| RECORDS PROVIDED |
⁂

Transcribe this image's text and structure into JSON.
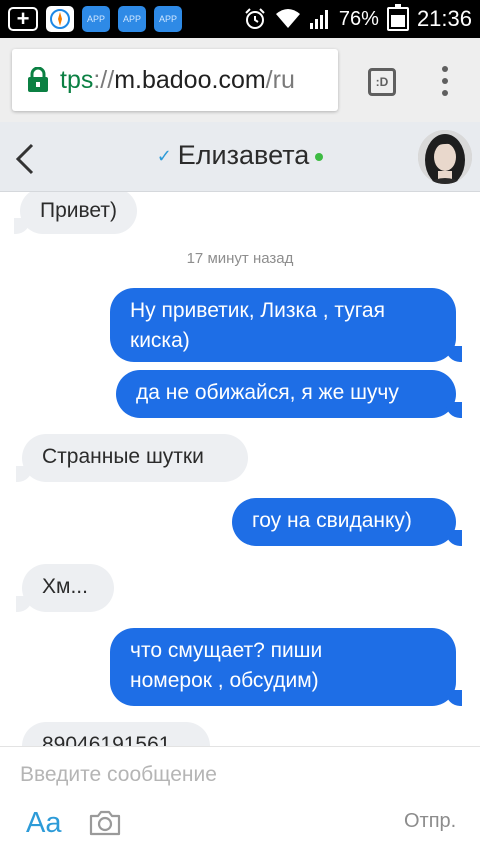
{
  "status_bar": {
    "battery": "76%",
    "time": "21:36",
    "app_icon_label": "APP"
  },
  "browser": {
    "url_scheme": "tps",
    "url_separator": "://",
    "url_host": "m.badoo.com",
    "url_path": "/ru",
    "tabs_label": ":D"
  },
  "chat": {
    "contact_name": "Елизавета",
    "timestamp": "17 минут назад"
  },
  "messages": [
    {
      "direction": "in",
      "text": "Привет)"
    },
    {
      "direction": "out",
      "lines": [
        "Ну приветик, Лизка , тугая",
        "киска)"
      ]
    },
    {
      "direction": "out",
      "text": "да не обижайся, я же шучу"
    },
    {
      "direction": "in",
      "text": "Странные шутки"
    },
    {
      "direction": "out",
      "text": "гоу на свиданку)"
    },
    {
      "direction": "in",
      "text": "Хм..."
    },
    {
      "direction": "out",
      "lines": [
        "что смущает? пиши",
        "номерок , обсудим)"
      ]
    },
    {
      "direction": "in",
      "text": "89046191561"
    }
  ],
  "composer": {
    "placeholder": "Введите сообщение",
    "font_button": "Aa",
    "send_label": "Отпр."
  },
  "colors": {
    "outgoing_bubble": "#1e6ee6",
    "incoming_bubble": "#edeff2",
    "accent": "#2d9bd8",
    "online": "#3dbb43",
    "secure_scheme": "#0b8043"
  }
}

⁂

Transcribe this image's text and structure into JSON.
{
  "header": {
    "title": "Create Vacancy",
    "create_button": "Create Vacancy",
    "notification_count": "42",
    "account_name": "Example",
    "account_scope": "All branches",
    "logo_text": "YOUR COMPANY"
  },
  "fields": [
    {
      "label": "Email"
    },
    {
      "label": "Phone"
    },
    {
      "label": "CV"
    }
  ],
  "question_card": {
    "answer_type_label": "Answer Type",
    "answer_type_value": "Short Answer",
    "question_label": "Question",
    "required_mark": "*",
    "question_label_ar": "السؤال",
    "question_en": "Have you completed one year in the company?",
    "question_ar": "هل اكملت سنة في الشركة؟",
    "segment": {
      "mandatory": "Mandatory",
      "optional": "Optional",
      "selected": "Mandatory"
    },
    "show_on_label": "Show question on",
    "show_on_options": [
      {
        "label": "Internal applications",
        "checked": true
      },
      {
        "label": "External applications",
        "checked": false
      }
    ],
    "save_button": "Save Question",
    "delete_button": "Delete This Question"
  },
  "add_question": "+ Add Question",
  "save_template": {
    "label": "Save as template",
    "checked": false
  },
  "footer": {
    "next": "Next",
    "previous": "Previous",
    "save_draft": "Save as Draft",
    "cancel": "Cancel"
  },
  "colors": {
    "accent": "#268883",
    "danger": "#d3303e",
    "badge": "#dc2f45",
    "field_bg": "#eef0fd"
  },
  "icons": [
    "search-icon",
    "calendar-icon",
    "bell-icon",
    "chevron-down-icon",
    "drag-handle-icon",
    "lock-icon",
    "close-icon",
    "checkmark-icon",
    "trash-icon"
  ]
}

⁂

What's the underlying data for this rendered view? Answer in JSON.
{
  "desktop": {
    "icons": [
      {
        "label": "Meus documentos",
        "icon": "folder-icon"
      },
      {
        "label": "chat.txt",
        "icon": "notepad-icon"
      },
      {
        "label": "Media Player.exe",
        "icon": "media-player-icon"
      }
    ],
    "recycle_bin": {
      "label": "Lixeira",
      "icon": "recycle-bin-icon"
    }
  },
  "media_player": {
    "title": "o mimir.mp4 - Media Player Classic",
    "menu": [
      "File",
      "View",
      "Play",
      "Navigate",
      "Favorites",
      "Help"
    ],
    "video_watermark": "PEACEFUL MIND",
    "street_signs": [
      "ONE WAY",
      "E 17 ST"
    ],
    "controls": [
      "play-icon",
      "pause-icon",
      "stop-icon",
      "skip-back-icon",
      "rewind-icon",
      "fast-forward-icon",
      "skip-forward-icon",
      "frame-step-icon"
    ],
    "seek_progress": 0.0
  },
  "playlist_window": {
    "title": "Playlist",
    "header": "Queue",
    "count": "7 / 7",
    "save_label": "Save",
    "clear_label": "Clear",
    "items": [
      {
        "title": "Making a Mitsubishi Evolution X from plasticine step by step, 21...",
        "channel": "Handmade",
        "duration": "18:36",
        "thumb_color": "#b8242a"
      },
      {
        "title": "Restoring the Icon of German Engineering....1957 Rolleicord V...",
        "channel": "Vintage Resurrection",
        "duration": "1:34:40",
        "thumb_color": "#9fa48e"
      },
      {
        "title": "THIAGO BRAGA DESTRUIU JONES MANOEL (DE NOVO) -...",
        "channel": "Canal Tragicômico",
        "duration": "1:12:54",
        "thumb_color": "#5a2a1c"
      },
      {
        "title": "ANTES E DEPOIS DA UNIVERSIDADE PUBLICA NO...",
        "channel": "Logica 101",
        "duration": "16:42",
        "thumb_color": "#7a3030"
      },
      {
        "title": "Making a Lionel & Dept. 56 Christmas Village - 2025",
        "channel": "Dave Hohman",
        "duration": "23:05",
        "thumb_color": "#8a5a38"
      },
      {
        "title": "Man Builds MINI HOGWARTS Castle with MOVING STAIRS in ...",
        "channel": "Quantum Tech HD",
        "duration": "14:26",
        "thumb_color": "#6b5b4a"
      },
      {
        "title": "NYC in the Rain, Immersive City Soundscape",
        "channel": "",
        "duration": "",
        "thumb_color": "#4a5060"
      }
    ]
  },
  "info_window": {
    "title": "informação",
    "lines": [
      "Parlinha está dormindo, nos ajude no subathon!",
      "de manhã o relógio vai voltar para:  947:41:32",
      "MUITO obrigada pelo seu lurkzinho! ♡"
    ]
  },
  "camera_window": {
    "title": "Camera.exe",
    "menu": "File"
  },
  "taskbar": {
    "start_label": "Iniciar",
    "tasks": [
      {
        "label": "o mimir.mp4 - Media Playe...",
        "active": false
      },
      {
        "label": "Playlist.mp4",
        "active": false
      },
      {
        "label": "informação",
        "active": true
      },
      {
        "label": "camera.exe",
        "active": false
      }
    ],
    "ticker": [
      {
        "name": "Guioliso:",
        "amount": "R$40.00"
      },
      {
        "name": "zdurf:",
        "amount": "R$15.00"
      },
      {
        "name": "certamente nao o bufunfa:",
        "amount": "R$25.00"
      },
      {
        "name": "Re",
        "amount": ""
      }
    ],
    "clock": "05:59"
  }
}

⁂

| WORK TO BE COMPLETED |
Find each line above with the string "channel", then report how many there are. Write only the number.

| OUTPUT FOR THIS EXERCISE |
7